On Saturday 3rd June 2017 six members of the 1745 Association set out with backpacks, walking boots and waterproofs on an expedition to Ben Alder by Loch Ericht in the Highlands of Scotland to identify a possible location for the famous “Cluny’s cage”. This was the secret habitation where Cluny Macpherson concealed Charles Edward Stuart and others in September 1746 in the days immediately before a ship returned him to France following the Battle of Culloden and his subsequent period as a hunted fugitive in the Highlands and Islands. Although accounts from the period have given us a description of the cage as a concealed timber constructed and thatched habitation nestling under a rock face with a natural stone hearth and fireplace somewhere in the high wilderness of Ben Alder overlooking Loch Ericht, it seems that there has never been absolute certainty as to its exact location and a number of possibilities have been suggested and even marked on various maps over the years.
Having driven and then walked into this very remote area, the 1745 Association search team based themselves at Ben Alder Cottage Bothy on the west side of Loch Ericht before splitting into smaller groups to climb the hills and corries in the vicinity in search of likely possible locations for the famous “Cluny’s cage”. Accompanied by Glen MacDonald and Jim King, Steve Lord revisited the position where he believed the cage to have been from his previous visit to the area prior to writing his excellent book “Walking with Charlie”. Having concluded that, although a possible contender, for various the place did not entirely match the descriptions from contemporary accounts (most notably from the “Lyon in Mourning”) the trio set off back towards Ben Alder cottage. After short while Glen looked upwards with binoculars and spotted a place high on the steep and rocky slopes of the Ben Alder mass beneath the Sgairneach Mhor summit that looked more promising. There was just time to climb to it before the appointed R/V back at the Bothy and so he and Jim decided to tackle the high slopes in order to investigate further. After an arduous and exhausting climb up steep slopes and over rocks and boulders , they arrived at the lip of a craggy, heather covered platform nestling beneath a high vertical cliff approximately 650 meters above sea level. To their surprise, excitement and delight it quickly became apparent that this place matches the basis of those contemporary account descriptions.

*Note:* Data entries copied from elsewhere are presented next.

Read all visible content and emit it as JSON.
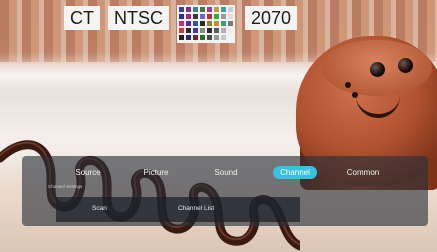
{
  "osd": {
    "standard_left": "CT",
    "standard_right": "NTSC",
    "channel_number": "2070",
    "test_pattern_icon": "color-bar-test-pattern-icon"
  },
  "menu": {
    "tabs": [
      {
        "label": "Source",
        "active": false
      },
      {
        "label": "Picture",
        "active": false
      },
      {
        "label": "Sound",
        "active": false
      },
      {
        "label": "Channel",
        "active": true
      },
      {
        "label": "Common",
        "active": false
      }
    ],
    "hint": "Channel Settings",
    "sub_items": [
      {
        "label": "Scan"
      },
      {
        "label": "Channel List"
      }
    ]
  },
  "colors": {
    "accent": "#39c1df",
    "menu_bg": "#282e38",
    "osd_bg": "#f6f4f2"
  }
}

In particular the niche is concealed from view from below, overlooks Loch Ericht and provides a commanding view of the surrounding areas to the south and west and across the south end of Loch Ericht. Most interesting also was the fact that at the rear of the flat area upon which the Cage might have stood were two enormous rocks leaning inwards against each other and topped with a capstone forming a natural fireplace above which smoke could have risen through a series of natural stone channel chimneys and then lost from view and totally dissipated against the vertical cliffs to the rear. In this way it is known that tell-tale smoke from fires for cooking and heat from the cage were concealed from possible redcoat patrols in the glen below. This all matches descriptions from contemporary accounts. Furthermore, the underside of the stones in this natural rock hearth have a dark blackened appearance suggesting that a fire may indeed have burned there at some time – although certainly not in recent times or years. Although the place nowadays has no trees, which seems contrary to the description of the cage as being concealed in a “thicket of trees”, it is seemingly well known that the area had many more trees in the mid 18th century than it now does.
Has the 1745 Association therefore found the true location of “Cluny’s Cage” where Bonnie Prince Charlie was concealed in 1746? Who knows? Possibly! Whilst others may perhaps have discovered other likely locations, the 1745 Association believes that it has found a strong contender that ticks many of the boxes suggested to us by contemporary accounts. The association will now consider what further research or archaeology may be required and/or feasible and affordable in order to establish this beyond reasonable doubt. To be continued……………!!